All the three main indexes are on course to post their
second straight quarterly declines for the first time since
Fed policymakers in recent days have set expectations for a
second 75-basis points interest rate hike in July even as
economic data painted a dour picture of the American consumer.
"Until inflation meaningfully rolls over which at this point
will take, I believe months, it's going to be hard for the
market to really find a bottom and begin a rally," said Ross
Mayfield, investment strategy analyst at Baird.
Meanwhile, consumer spending, which accounts for more than
two-thirds of U.S. economic activity, rose less than expected in
May, indicating a tepid rebound in growth in the second quarter,
while inflation maintained its upward trend.
"A lot of investors were expecting inflation data to really
start to come down. But what we're finding is that it's a lot
more challenging, and that the inflation data is remaining
elevated for longer and probably has not peaked," said Sam
Stovall, chief investment strategist at CFRA.
Large-cap growth stocks including Microsoft Corp,
Apple Inc, Amazon.com Inc and Tesla Inc
fell between 0.5% and 2%, leading declines for the day.

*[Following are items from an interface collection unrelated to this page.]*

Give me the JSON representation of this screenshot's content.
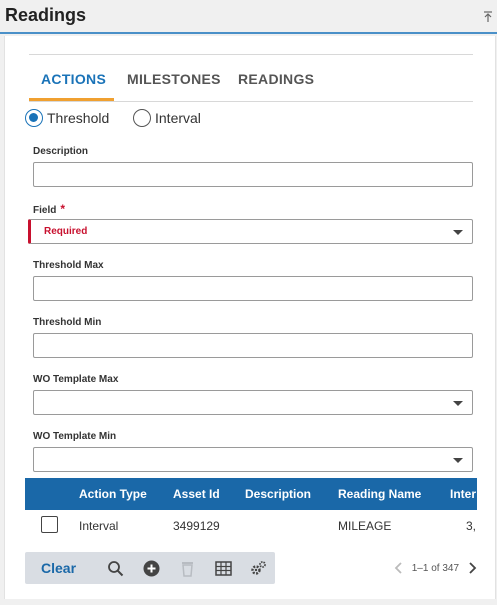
{
  "header": {
    "title": "Readings",
    "pin_icon": "pin-to-top-icon"
  },
  "tabs": [
    {
      "label": "ACTIONS",
      "active": true
    },
    {
      "label": "MILESTONES",
      "active": false
    },
    {
      "label": "READINGS",
      "active": false
    }
  ],
  "mode": {
    "options": [
      "Threshold",
      "Interval"
    ],
    "selected": "Threshold"
  },
  "form": {
    "description": {
      "label": "Description",
      "value": ""
    },
    "field": {
      "label": "Field",
      "required_marker": "*",
      "value": "Required"
    },
    "threshold_max": {
      "label": "Threshold Max",
      "value": ""
    },
    "threshold_min": {
      "label": "Threshold Min",
      "value": ""
    },
    "wo_template_max": {
      "label": "WO Template Max",
      "value": ""
    },
    "wo_template_min": {
      "label": "WO Template Min",
      "value": ""
    }
  },
  "table": {
    "columns": [
      "Action Type",
      "Asset Id",
      "Description",
      "Reading Name",
      "Inter"
    ],
    "rows": [
      {
        "action_type": "Interval",
        "asset_id": "3499129",
        "description": "",
        "reading_name": "MILEAGE",
        "interval": "3,"
      }
    ]
  },
  "toolbar": {
    "clear_label": "Clear",
    "icons": [
      "search-icon",
      "add-icon",
      "delete-icon",
      "grid-icon",
      "settings-icon"
    ]
  },
  "pager": {
    "text": "1–1 of 347"
  },
  "colors": {
    "accent": "#1a73b8",
    "tab_indicator": "#f0a030",
    "table_header": "#1a68a8",
    "error": "#c8102e"
  }
}
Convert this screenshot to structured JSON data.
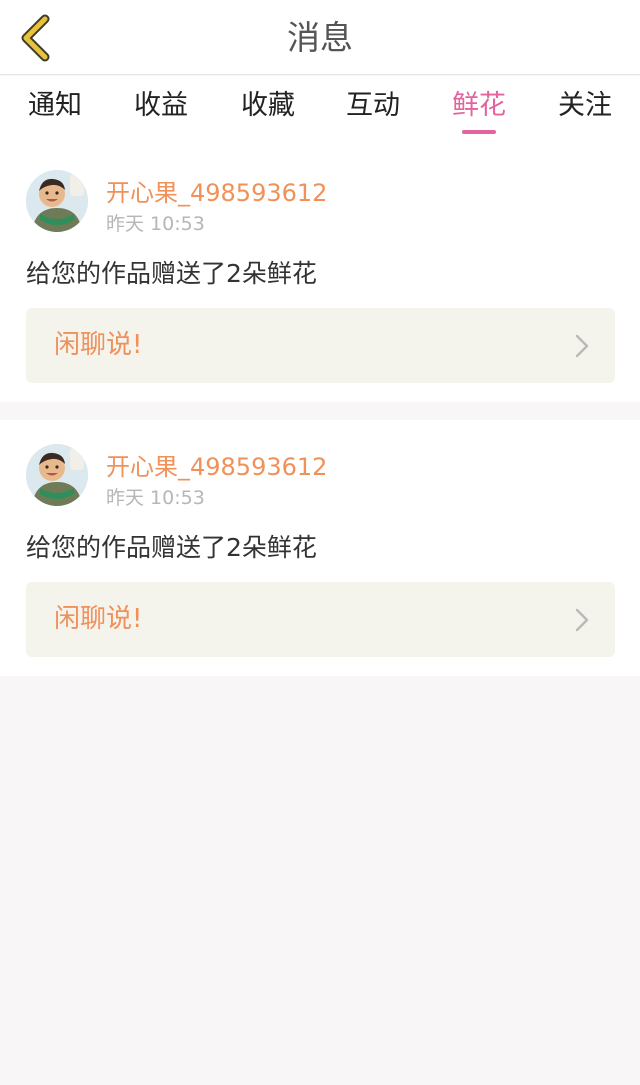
{
  "header": {
    "title": "消息",
    "back_icon": "chevron-left-icon",
    "back_icon_color": "#e8c33a"
  },
  "tabs": [
    {
      "label": "通知",
      "active": false
    },
    {
      "label": "收益",
      "active": false
    },
    {
      "label": "收藏",
      "active": false
    },
    {
      "label": "互动",
      "active": false
    },
    {
      "label": "鲜花",
      "active": true
    },
    {
      "label": "关注",
      "active": false
    }
  ],
  "colors": {
    "accent": "#e2639e",
    "username": "#f0915a",
    "chat_bar_bg": "#f4f3ec"
  },
  "messages": [
    {
      "username": "开心果_498593612",
      "time": "昨天 10:53",
      "text": "给您的作品赠送了2朵鲜花",
      "chat_label": "闲聊说!",
      "chat_icon": "chevron-right-icon"
    },
    {
      "username": "开心果_498593612",
      "time": "昨天 10:53",
      "text": "给您的作品赠送了2朵鲜花",
      "chat_label": "闲聊说!",
      "chat_icon": "chevron-right-icon"
    }
  ]
}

At 12:01 p.m. ET the Dow Jones Industrial Average was
down 224.38 points, or 0.72%, at 30,804.93, the S&P 500
was down 22.26 points, or 0.58%, at 3,796.57 and the Nasdaq
Composite was down 90.17 points, or 0.81%, at 11,087.72.
Heading into the second half of the year, bruised markets
will continue to focus on inflation, unemployment and interest
rate increases along with their impact on corporate earnings.
"There's a sense that the earnings picture is going to be
the next shoe to drop and that downward revisions to earnings
will catalyze another leg lower in the market," Baird's Mayfield
Walgreens Boots Alliance Inc fell 4.5% as the
drugstore chain maintained its full-year earnings forecast due
to declining COVID vaccinations.
Declining issues outnumbered advancers for a 1.87-to-1 ratio
on the NYSE and for a 1.79-to-1 ratio on the Nasdaq.
The S&P index recorded one new 52-week high and 42 new lows,
while the Nasdaq recorded 11 new highs and 332 new lows.
(Reporting by Shreyashi Sanyal and Amruta Khandekar in
Bengaluru; Additional reporting by Medha Singh; Editing by Arun